This is a leather cover made for one of the miniature composition books I’ve always got laying around. I learned a lot on this project, and wanted to pass along whatever I can to the rest of you. First off, you might be able to see some inconsistency in the finish. Some of that is likely due to me not being particularly good at dyeing leather yet, but the most obvious bits are because of overly-sticky masking material. I put on some blue painter’s tape, cut my design, then immediately removed the tape, but it still stuck on pretty firmly. On the outer part I even tried using a heat gun to help the tape release, but that seemed to make it worse, and I did more damage to the surface than I’d done on any other piece, even when I’d left the tape on for days. Heat and my tape is very much not a good mix, apparently. The first lesson is to test your techniques on piece you don’t mind messing up. The second lesson is to buy good materials. You can probably also see some surface dings, and those are because I bought the really cheap leather, with all the scars and holes in it. It’s good enough for a little beater notebook I’m going to carry in my pocket while hiking, but if you want to make something beautiful as a gift, it’s worth getting the good stuff. Some imperfections in the surface of your leather might seem like no big deal before you get started, but leather dye has a way of highlighting them.

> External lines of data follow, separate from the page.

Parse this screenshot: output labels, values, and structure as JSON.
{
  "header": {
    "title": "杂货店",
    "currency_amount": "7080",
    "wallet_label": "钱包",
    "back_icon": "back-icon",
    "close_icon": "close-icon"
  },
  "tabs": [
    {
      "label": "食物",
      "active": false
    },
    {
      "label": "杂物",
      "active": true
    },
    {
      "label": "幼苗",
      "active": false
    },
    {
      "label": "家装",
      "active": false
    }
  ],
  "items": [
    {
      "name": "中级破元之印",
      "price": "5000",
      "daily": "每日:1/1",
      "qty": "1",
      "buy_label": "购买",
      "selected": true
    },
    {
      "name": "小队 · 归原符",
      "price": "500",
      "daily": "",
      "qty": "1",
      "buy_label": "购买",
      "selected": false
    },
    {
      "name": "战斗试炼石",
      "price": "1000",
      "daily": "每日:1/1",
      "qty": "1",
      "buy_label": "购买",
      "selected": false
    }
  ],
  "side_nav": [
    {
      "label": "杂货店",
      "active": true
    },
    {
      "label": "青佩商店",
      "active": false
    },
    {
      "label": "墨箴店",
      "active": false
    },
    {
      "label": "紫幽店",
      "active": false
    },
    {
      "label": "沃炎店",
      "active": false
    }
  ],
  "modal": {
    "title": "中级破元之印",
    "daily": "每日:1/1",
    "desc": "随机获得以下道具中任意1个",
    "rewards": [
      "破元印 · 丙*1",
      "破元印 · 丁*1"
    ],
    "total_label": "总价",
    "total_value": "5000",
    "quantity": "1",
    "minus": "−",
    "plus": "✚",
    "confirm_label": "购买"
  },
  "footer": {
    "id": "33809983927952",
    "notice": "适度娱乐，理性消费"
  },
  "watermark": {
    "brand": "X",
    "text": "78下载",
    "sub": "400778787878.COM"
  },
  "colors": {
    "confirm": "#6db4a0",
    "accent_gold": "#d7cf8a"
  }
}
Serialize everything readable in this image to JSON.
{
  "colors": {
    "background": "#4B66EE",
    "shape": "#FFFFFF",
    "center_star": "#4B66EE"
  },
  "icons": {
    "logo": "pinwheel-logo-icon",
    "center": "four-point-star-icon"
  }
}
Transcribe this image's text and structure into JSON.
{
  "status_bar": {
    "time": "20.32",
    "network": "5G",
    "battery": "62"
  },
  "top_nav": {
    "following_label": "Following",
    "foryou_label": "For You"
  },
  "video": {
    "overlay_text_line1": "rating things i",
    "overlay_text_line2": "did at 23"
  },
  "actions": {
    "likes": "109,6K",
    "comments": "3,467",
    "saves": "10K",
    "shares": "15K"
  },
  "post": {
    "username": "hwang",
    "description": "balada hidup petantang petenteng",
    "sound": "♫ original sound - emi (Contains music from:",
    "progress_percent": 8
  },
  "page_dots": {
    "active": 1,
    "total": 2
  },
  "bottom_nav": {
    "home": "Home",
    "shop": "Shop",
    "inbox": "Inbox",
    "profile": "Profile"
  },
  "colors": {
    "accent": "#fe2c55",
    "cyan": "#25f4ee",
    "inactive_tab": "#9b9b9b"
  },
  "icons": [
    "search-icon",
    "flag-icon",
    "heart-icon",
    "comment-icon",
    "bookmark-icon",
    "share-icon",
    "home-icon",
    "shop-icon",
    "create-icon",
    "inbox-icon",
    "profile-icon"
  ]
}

Here’s the inside of the cover. This is where the next lesson comes in. Templates are very handy, and so is a scanner. I laid my notebook flat inside my scanner and then imported the image into Inkscape and traced around it. Doing that gave me a 100% accurate template of the notebook itself to start designing around. I added a little bit of material here and there on the screen, and it all worked out pretty perfectly on the finished product, too.
Last lesson is this: Don’t Panic! If you’ve been wanting to try making leather projects using your Glowforge, it’s really not as hard as you might think. Using the laser to cut your pieces and your stitches makes the project go much more quickly, and also means you don’t have to buy some of the expensive specialty tools that traditional leatherworkers use. The cheap veg-tan leather from Tandy is great for practice and making personal projects while you work up to bigger, better projects. When I find a good masking material for it that doesn’t damage the surface, I’ll let you all know.